## Prompt
Would you please copy each line below that includes the string "subtitle"?

(Data excerpts)
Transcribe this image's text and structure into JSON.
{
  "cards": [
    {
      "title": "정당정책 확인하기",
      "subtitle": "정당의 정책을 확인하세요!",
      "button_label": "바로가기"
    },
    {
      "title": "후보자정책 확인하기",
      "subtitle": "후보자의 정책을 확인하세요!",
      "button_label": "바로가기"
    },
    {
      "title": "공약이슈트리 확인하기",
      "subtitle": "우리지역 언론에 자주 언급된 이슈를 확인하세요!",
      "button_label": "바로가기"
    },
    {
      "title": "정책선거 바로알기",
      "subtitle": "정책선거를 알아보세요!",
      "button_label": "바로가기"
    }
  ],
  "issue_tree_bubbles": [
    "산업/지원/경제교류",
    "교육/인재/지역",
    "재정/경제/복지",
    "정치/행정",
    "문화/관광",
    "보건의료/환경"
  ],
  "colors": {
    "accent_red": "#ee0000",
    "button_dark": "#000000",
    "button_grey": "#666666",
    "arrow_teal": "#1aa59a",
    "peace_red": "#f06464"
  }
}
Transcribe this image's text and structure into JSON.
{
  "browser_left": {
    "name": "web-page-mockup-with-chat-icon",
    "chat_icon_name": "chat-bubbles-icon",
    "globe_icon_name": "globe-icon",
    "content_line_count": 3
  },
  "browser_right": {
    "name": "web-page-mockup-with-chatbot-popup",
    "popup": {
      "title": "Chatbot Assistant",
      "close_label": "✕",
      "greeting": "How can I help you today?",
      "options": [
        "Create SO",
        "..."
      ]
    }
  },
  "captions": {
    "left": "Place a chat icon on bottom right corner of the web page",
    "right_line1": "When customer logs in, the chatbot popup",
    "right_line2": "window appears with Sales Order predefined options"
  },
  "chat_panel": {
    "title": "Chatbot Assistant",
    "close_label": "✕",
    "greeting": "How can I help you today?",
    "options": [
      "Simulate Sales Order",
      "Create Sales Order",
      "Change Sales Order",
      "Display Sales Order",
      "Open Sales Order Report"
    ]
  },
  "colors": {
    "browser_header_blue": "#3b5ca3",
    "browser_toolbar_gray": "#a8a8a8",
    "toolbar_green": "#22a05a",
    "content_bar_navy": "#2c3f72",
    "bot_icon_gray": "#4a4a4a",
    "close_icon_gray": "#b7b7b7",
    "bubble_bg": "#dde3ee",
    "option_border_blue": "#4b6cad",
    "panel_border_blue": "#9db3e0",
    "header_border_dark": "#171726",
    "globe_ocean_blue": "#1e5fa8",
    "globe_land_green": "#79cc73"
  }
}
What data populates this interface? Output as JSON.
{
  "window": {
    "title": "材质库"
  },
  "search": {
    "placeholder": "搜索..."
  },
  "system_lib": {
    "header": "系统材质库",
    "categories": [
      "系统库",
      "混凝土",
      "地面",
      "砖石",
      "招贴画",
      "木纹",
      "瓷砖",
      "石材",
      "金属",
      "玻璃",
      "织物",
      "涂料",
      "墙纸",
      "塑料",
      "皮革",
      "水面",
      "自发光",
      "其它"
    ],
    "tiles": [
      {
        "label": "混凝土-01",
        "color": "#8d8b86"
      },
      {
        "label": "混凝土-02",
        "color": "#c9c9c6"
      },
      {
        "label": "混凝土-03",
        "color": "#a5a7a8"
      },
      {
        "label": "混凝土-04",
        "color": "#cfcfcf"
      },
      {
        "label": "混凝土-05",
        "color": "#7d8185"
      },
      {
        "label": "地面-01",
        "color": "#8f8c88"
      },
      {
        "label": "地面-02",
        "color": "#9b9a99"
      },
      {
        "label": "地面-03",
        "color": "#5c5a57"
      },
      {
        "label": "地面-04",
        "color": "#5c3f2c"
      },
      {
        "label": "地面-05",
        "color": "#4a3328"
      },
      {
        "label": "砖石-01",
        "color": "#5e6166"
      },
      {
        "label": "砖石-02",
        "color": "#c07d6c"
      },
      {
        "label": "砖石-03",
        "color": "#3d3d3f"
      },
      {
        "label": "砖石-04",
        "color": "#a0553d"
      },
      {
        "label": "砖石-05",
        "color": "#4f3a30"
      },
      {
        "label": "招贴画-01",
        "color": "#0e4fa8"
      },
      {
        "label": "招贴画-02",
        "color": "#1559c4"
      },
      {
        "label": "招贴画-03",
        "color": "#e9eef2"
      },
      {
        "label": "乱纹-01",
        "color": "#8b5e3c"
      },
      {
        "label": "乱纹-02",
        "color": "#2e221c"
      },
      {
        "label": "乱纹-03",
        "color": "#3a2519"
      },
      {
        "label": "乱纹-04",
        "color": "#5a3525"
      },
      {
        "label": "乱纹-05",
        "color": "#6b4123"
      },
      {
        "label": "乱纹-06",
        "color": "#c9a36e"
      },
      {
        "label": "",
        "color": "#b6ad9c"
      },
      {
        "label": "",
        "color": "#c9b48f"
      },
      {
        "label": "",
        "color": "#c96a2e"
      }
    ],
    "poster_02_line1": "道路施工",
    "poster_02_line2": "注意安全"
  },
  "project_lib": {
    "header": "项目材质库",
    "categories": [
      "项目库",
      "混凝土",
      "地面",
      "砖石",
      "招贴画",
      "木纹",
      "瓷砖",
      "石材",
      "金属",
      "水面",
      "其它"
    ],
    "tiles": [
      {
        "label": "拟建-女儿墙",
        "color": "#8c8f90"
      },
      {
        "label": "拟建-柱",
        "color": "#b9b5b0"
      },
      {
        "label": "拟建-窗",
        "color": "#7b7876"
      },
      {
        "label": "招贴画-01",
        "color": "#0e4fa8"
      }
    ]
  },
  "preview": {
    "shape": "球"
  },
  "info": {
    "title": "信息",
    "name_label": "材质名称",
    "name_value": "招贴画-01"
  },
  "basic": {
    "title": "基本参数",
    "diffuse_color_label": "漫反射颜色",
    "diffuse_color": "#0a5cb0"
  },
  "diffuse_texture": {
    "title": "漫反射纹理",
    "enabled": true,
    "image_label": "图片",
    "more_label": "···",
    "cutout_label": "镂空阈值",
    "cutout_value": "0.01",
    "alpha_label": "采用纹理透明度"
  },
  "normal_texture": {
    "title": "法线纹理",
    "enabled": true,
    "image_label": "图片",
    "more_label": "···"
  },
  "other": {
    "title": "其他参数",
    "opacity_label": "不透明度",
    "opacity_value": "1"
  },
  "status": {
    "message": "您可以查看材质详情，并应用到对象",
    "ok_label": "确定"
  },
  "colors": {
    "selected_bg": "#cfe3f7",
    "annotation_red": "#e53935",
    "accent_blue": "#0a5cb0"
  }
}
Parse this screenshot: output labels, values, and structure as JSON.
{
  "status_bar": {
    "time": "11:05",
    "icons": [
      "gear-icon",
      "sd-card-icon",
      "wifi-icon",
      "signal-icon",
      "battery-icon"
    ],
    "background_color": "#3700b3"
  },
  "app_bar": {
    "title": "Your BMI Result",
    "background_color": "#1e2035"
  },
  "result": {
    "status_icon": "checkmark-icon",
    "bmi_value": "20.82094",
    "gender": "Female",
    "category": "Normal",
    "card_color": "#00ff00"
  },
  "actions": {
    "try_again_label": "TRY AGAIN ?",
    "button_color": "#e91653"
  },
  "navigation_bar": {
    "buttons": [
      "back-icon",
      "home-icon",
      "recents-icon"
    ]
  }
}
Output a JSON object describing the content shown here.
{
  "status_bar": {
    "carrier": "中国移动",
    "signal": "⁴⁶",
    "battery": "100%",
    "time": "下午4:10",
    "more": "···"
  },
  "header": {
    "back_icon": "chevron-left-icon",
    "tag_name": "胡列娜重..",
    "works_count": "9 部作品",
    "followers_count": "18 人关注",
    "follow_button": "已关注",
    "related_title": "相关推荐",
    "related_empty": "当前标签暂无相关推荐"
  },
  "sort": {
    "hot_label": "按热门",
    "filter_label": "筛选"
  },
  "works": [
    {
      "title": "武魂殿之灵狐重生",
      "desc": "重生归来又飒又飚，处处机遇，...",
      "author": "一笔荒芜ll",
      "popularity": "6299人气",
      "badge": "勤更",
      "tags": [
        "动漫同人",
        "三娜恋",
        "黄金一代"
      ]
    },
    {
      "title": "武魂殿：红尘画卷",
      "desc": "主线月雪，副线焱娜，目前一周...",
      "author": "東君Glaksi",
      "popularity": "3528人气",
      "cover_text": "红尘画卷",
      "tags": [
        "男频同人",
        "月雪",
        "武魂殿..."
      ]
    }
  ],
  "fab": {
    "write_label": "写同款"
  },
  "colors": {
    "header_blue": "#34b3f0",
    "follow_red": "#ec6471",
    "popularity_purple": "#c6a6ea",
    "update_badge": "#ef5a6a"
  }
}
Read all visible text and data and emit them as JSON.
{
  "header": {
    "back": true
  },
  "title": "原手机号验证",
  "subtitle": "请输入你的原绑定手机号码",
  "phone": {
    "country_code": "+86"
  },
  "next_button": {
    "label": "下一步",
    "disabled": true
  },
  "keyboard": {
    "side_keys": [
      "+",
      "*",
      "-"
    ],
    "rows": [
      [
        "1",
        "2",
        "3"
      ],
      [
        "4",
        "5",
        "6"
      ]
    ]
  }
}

## Written solution
      "subtitle": "정당의 정책을 확인하세요!",
      "subtitle": "후보자의 정책을 확인하세요!",
      "subtitle": "우리지역 언론에 자주 언급된 이슈를 확인하세요!",
      "subtitle": "정책선거를 알아보세요!",
  "subtitle": "请输入你的原绑定手机号码",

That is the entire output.